from Placebo interventions for all clinical conditions
Asbjørn Hróbjartsson1, Peter C Gøtzsche1
1The Nordic Cochrane Centre, Rigshospitalet, Copenhagen, Denmark
Contact address: Asbjørn Hróbjartsson, The Nordic Cochrane Centre, Rigshospitalet, Blegdamsvej 9, 3343, Copenhagen, 2100, Denmark. firstname.lastname@example.org
Editorial group: Cochrane Consumers and Communication Group.
Publication status and date: New search for studies and content updated (conclusions changed), published in Issue 1, 2010.
Review content assessed as up-to-date: 10 November 2009.
Citation: Hróbjartsson A, Gøtzsche PC. Placebo interventions for all clinical conditions.

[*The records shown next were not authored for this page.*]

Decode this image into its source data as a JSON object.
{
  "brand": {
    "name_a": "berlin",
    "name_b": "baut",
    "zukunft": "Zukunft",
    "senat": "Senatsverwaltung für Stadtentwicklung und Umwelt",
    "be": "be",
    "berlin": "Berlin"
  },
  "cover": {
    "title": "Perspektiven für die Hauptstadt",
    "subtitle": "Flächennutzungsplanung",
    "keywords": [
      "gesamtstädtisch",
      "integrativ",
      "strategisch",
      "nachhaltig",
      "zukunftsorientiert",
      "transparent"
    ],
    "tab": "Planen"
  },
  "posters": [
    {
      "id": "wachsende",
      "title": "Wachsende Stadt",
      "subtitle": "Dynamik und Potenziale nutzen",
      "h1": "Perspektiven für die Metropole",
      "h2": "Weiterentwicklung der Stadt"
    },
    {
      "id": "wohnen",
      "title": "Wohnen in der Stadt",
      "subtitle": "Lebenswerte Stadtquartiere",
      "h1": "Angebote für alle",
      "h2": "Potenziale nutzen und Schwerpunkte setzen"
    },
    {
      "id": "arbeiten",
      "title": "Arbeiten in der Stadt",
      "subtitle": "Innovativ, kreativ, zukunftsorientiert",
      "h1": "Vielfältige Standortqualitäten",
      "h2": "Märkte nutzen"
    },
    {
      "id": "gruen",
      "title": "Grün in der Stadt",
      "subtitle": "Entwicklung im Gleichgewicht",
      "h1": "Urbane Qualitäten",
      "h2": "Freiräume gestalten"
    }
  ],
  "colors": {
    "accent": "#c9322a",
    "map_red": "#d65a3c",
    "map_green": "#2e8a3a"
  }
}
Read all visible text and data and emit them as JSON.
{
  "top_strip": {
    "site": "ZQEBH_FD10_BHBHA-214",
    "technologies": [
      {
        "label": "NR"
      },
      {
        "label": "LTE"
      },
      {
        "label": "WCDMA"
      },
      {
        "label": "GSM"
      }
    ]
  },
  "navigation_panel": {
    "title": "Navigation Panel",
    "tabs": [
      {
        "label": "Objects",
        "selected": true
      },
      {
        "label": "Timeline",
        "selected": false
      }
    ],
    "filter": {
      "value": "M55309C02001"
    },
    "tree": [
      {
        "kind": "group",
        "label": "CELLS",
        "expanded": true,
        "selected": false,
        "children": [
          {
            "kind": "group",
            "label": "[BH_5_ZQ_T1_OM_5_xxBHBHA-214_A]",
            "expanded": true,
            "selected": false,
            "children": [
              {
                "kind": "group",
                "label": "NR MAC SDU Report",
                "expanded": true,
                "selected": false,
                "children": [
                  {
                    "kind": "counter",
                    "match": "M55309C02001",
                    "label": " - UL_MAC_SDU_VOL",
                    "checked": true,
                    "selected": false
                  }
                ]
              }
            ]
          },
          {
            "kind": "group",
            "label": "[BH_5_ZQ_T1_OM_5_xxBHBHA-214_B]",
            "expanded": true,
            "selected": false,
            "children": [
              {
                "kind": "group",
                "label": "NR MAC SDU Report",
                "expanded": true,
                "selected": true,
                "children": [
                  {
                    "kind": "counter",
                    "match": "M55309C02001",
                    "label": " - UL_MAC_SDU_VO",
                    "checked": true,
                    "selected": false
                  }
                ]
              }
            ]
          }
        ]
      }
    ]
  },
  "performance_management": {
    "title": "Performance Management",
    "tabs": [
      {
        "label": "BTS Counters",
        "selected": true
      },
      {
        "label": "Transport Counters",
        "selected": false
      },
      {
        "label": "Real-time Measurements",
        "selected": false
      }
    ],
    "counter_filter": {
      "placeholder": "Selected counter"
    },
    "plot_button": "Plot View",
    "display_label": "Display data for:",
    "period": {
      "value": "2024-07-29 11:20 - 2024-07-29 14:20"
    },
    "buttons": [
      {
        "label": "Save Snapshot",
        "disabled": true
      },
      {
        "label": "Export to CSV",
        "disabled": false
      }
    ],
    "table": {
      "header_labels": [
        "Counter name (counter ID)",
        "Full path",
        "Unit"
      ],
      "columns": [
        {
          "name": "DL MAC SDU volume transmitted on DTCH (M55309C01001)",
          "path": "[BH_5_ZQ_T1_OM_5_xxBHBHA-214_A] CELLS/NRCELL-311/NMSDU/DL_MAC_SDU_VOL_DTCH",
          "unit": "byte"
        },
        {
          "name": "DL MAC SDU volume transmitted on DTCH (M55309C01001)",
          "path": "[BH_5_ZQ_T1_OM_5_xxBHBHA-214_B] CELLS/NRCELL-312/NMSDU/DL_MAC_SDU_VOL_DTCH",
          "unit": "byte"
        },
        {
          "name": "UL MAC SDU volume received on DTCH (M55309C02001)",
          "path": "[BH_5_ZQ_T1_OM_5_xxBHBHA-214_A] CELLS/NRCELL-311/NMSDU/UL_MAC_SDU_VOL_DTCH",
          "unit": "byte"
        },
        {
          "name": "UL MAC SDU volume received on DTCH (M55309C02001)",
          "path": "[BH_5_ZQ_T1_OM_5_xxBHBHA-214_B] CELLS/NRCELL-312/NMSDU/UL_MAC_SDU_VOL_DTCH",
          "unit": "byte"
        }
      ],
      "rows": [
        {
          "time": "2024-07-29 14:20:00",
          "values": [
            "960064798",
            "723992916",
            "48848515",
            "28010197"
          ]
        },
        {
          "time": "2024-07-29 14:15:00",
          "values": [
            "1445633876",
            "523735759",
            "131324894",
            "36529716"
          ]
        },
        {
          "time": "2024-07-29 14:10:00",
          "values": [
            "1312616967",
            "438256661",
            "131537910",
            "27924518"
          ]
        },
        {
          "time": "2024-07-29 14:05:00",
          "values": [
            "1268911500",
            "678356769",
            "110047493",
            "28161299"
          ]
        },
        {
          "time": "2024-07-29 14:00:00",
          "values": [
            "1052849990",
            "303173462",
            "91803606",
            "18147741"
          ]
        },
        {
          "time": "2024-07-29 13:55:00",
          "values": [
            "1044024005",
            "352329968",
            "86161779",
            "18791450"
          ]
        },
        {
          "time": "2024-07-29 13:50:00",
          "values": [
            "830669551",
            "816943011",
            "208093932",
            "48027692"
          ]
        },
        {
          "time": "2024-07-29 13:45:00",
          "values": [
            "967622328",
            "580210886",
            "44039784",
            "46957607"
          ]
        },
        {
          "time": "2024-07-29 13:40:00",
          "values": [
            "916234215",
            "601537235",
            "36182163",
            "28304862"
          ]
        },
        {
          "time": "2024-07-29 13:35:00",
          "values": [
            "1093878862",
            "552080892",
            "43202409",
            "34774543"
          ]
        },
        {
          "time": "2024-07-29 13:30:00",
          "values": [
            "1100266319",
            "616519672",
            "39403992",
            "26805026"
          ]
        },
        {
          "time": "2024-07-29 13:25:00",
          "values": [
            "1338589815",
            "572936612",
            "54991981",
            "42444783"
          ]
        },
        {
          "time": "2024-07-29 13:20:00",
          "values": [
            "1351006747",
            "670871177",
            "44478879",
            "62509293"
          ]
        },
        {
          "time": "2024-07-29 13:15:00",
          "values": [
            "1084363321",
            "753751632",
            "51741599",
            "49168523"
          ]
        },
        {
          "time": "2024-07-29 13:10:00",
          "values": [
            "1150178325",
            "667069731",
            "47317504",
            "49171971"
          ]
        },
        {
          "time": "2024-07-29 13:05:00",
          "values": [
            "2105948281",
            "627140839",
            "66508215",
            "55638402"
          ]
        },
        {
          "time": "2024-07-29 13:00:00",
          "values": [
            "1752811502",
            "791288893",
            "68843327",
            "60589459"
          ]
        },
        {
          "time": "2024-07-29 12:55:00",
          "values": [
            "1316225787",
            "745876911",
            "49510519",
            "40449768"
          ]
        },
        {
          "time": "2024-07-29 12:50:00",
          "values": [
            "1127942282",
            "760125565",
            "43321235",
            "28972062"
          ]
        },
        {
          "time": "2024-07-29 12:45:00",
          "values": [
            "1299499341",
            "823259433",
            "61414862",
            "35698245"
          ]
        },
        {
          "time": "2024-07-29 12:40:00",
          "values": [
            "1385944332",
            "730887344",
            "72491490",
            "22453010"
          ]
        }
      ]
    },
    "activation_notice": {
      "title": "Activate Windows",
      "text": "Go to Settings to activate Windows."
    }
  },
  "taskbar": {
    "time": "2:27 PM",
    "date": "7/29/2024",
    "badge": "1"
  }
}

Cochrane Database of Systematic Reviews 2010, Issue 1. Art. No.: CD003974. DOI: 10.1002/14651858.CD003974.pub3.
Copyright © 2010 The Cochrane Collaboration. Published by John Wiley & Sons, Ltd.
Plain language summary
Placebo interventions for all clinical conditions
Placebo interventions are often claimed to substantially improve many clinical conditions. However, most reports on effects of placebos are based on unreliable studies that have not randomised patients to placebo or no treatment.
We studied the effect of placebo treatments by reviewing 202 trials comparing placebo treatment with no treatment covering 60 healthcare problems. In general, placebo treatments produced no major health benefits, although on average they had a modest effect on outcomes reported by patients, such as pain. However, the effect on pain varied from large to non-existent, even in well-conducted trials. Variations in the effect of placebo was partly explained by variations in how trials were conducted, the type of placebo used, and whether patients were informed that the trial involved placebo.
I say: if it's not an intervention it's 'no treatment'.